◆ **WHAT YOU ARE ASKED TO DO**:
Lines with "Gymso": please show every one of them from the listing below.
○ ○ ○
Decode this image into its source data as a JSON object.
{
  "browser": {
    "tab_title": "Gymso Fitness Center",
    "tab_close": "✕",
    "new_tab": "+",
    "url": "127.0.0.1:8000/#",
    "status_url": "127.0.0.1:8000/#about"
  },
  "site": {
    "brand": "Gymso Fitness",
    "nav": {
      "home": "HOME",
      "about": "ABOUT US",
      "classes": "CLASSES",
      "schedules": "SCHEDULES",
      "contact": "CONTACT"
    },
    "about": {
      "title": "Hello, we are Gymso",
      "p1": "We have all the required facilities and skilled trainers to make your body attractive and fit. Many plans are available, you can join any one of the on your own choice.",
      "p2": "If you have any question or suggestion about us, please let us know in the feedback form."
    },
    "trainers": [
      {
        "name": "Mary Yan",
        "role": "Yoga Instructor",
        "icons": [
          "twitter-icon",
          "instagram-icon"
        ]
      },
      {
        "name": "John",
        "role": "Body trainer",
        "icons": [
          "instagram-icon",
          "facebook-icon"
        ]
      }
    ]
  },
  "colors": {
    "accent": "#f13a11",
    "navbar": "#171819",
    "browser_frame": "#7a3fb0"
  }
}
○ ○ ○
◆ **ANSWER SECTION**:
    "tab_title": "Gymso Fitness Center",
    "brand": "Gymso Fitness",
      "title": "Hello, we are Gymso",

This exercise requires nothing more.